Can The Sauvegarde Reform Save French Bankruptcy Law?: A Comparative Look At Chapter 11 And French Bankruptcy Law From An Agency Cost Perspective, Robert Weber Jan 2005

Can The Sauvegarde Reform Save French Bankruptcy Law?: A Comparative Look At Chapter 11 And French Bankruptcy Law From An Agency Cost Perspective, Robert Weber

Michigan Journal of International Law

This Note will attempt to explain the intersection of agency costs and bankruptcy law, looking first to general agency problems involved when firms are insolvent and moving next to discussions of how U.S. Chapter 11 and French bankruptcy laws attempt to address these problems. First, I will attempt to articulate the relationship between agency costs and (1) debtor control over the firm during Chapter 11 reorganizations and (2) deviations from the absolute priority rule in Chapter 11. Specifically, I will argue that creditors voluntarily accede to plans proposed by management that impair the same creditors' legal entitlements, and that ...

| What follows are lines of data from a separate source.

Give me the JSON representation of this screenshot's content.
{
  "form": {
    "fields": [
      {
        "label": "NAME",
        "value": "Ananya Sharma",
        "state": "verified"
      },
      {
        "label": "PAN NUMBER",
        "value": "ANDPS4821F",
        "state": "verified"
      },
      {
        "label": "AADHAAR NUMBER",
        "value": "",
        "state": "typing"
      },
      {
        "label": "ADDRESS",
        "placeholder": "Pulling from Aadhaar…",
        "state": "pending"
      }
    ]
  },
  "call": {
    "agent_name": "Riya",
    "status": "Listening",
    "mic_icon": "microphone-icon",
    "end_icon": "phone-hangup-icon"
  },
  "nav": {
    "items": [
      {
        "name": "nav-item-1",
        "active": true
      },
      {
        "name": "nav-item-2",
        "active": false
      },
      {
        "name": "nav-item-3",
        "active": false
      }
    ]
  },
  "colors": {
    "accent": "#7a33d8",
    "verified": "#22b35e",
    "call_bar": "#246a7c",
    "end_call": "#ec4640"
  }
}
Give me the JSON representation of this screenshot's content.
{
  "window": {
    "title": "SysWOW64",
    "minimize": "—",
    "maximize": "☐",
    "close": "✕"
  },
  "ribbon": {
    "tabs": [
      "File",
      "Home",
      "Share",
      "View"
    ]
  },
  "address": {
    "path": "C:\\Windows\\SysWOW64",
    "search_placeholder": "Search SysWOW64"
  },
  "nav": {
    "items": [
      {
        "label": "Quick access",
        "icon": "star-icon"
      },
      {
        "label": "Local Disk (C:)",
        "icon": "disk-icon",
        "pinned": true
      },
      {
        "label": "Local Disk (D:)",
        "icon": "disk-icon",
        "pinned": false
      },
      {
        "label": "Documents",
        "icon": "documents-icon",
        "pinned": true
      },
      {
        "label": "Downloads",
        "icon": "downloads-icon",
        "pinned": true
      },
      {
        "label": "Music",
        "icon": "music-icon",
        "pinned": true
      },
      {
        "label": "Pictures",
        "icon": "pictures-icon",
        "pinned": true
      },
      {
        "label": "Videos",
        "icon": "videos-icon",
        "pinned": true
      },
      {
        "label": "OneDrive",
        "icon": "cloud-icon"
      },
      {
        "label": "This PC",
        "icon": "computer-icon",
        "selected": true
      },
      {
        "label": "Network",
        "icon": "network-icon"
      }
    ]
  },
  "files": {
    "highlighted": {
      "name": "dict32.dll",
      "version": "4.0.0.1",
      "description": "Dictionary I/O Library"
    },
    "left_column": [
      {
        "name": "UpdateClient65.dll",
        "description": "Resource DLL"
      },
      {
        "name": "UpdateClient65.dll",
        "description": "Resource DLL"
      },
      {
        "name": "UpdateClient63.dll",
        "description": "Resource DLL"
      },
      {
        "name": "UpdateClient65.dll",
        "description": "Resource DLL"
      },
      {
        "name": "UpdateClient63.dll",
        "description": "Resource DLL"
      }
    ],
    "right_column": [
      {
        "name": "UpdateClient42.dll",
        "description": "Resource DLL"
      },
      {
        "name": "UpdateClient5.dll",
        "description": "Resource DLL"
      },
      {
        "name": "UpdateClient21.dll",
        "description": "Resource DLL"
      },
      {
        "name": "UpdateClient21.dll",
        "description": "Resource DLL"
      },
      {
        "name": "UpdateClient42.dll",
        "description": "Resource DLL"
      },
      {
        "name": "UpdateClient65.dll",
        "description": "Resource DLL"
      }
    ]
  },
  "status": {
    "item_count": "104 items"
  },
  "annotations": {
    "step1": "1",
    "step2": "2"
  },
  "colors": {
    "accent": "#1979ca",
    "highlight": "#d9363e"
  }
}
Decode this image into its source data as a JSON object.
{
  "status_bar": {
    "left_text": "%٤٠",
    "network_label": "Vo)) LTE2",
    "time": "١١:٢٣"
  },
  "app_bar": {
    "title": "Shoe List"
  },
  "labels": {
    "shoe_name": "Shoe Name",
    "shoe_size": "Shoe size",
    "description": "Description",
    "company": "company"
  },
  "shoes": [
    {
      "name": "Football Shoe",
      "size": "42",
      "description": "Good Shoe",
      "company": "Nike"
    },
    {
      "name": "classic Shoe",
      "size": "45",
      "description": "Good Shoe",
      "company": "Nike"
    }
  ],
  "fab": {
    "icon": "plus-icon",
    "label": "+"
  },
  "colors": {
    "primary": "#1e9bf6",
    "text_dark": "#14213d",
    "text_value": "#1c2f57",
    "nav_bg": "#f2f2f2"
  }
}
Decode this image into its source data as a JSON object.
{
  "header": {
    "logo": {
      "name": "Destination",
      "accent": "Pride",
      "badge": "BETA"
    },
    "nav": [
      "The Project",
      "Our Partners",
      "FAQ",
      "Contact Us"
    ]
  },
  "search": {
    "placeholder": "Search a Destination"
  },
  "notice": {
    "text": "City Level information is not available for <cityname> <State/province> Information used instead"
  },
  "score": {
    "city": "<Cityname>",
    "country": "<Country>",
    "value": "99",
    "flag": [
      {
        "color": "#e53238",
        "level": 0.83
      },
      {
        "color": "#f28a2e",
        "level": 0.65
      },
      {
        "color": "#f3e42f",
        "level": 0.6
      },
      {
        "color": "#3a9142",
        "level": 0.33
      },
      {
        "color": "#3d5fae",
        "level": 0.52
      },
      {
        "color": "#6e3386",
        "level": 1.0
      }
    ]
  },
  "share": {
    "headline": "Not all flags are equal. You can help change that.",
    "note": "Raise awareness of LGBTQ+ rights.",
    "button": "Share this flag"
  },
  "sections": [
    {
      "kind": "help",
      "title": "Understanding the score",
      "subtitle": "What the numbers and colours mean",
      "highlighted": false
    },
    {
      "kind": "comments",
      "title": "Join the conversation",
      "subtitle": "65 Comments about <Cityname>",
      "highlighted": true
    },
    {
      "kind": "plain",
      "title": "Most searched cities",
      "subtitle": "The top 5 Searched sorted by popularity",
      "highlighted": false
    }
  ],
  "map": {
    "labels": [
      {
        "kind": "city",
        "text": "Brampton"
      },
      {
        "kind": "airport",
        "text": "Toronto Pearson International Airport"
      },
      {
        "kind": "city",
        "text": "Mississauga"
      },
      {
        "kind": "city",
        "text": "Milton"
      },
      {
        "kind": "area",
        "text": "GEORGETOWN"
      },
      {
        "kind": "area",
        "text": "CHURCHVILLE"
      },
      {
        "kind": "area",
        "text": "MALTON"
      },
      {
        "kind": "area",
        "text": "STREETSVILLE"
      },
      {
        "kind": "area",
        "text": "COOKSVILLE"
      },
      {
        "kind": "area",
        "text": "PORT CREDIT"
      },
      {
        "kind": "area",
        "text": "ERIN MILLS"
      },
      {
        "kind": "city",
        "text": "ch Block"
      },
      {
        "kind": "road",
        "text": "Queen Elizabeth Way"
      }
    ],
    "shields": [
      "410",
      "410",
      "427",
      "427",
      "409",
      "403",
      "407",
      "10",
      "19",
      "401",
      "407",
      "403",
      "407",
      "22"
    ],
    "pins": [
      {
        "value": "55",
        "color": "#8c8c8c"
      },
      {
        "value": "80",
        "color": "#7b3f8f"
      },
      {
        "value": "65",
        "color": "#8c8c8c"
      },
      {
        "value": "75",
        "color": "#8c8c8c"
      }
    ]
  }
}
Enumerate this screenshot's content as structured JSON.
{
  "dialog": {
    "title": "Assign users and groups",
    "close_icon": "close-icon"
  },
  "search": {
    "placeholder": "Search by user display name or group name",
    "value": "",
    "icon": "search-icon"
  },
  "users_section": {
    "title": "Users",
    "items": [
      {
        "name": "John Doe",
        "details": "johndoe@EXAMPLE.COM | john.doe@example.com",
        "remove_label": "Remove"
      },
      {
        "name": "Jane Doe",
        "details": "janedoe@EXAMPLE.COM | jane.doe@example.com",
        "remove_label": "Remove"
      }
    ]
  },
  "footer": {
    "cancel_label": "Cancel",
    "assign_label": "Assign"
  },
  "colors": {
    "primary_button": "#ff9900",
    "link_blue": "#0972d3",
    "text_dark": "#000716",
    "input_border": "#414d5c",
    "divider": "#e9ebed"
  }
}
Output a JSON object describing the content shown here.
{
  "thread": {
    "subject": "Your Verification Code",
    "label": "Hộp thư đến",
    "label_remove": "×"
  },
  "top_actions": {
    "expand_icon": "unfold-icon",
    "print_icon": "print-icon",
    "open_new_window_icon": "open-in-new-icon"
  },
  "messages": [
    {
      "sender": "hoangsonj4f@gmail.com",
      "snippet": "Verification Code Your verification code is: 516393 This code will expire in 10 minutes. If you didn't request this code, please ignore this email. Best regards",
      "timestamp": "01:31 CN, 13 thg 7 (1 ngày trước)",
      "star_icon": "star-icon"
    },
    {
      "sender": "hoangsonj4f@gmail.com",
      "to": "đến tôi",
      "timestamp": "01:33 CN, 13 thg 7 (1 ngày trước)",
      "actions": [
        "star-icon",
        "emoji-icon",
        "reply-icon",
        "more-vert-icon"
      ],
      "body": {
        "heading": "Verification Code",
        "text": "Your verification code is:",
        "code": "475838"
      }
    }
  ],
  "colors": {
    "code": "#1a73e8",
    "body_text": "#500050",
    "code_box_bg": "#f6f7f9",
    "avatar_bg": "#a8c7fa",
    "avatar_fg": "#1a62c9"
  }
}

Institutional Competition To Regulate Corporations: A Commment On Macey, Jill E. Fisch Jan 2005

Institutional Competition To Regulate Corporations: A Commment On Macey, Jill E. Fisch

Faculty Scholarship at Penn Law

No abstract provided.


The Silver Lining: The International Tax Provisions Of The American Jobs Creation Act - A Reconsideration, Reuven S. Avi-Yonah Jan 2005

The Silver Lining: The International Tax Provisions Of The American Jobs Creation Act - A Reconsideration, Reuven S. Avi-Yonah

Articles

The American Jobs Creation Act of 2004, passed by the US Congress on 12 October and signed into law by President Bush on 22 October 2004, has been greeted by general dismay by various critics. The Act has been described as overloaded with “pork” and giveaways to special interest groups like tobacco farmers. The critics contend that the only achievement of the Act, the repeal of the “extraterritorial income” (ETI) regime that was ruled by the WTO to be a prohibited export subsidy, is dwarfed by 633 pages of special interest legislation. Even the Bush Administration distanced itself from the ...


The Pitfalls Of International Integration: A Comment On The Bush Proposal And Its Aftermath, Reuven S. Avi-Yonah Jan 2005

The Pitfalls Of International Integration: A Comment On The Bush Proposal And Its Aftermath, Reuven S. Avi-Yonah

Articles

In January 2003, the Bush Administration proposed a new system for taxing corporate dividends, under which domestic shareholders in U.S. corporations would not be taxed on dividends they received, provided the corporation distributed these dividends out of after-tax earnings (the “Bush Proposal”). The Bush Proposal was introduced in Congress on February 27, 2003. Ultimately, however, Congress balked at enacting full-?edged dividend exemption. Instead, in the Jobs and Growth Tax Relief Reconciliation Act of 2003 (“JGTRRA”) as enacted on May 28, 2003, a lower rate of 15% was adopted for dividends paid by domestic and certain foreign corporations,1 ...